If I leave the dinghy overnight on the beach overnight in good weather, I have to worry about drunken idiots trying to steal it for a joyride. They usually abandon their mission after they realize the oars are padlocked together and to the boat, but twice now the dinghy has been dragged below the tideline before being abandoned. If I had been another few hours before returning, the dinghy would most likely have washed away, leaving me with a choice of calling in a couch-favour from a friend, a cold, wet sleep on the beach, or a very cold swim home. This won’t be as big a problem in the summer – in fact I’m considering the idea of swimming to and from the boat just for fun.
In the daytime the dinghy faces a completely different problem; several times now I’ve returned to the beach on warm, sunny afternoons to find children playing in my dinghy. This doesn’t bother me in the slightest in principle, but for the fact that the universal game to play with a boat found on a beach appears to be “See How Much Sand We Can Pile Into The Rowboat“, followed closely by “Appropriate The Bailing Bucket As A Beach Toy, And Lose/Bury/Keep It“. I don’t remember these games from when I was a kid, but just for your own reference my dinghy is *very* difficult to effectively clean sand out of, and making a bailing bucket out of an old laundry detergent container has the important prerequisite of first owning laundry detergent. If you are the sort of person who owns laundry detergent, I would be much obliged if you would save the jug for me.
The second problem is the sand itself – it gets in everything! Regardless of how much is in the dinghy, walking across the wet beach my shoes are completely coated in the stuff. I track sand into Tie Fighter on my shoes, then from the salon into the bedroom on my socks, then into my bed on my feet. I have sand in my bed. Do you know what it’s like to have sand in your bed? In March?
The engine situation hasn’t changed even a little bit. There are three bottles of C-L-R sitting on my navigation table, and one of these afternoons (perhaps tomorrow, actually) I should take the time to run it through the engine block just to see how it fares. I will likely need to use several plastic buckets and re-route one or more of the engine water pumps to get the C-L-R into the appropriate engine chambers. It could get messy.
I did take some time to try to diagnose the problem a little further, and I’m starting to think that at least part of the problem was just that the thermostats had corroded into a partly-open state.
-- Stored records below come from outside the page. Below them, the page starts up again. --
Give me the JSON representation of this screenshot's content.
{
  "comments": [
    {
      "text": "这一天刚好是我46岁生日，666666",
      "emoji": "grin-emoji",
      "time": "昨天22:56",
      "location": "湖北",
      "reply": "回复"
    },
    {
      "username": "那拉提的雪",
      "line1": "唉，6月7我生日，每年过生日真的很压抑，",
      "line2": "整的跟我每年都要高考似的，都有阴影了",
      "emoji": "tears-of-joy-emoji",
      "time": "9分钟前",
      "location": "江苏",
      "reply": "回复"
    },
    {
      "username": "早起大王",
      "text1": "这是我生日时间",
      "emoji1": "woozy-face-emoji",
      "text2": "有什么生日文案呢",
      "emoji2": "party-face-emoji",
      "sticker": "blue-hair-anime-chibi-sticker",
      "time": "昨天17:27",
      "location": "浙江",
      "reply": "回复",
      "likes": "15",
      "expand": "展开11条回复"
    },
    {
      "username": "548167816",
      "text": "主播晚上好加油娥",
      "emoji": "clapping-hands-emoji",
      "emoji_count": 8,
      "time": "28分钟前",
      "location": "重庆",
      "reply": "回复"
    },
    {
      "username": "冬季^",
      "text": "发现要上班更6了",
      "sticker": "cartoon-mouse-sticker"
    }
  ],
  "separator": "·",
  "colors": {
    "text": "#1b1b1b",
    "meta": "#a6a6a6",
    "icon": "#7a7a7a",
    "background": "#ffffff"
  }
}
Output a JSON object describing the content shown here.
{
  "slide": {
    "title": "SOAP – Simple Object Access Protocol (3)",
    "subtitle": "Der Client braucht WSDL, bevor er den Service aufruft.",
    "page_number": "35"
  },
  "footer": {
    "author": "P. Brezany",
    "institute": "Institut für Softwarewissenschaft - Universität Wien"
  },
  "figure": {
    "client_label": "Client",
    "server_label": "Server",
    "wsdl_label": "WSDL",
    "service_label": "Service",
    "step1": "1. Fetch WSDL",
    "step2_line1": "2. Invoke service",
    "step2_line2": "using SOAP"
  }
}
I’ve got a new set of thermostats in there now, but given that they’re still in raw water I suspect that I’ll have to replace them yet again before I can call the engine “maintained”. I still have to convert Maude back to antifreeze cooling and get the electronics all hooked up properly, so that I can have alarms and warning buzzers and gauges on the engine again. Soon, Maude, soon.
Anyhow. Hiatus off. More regular updates to come. I promise.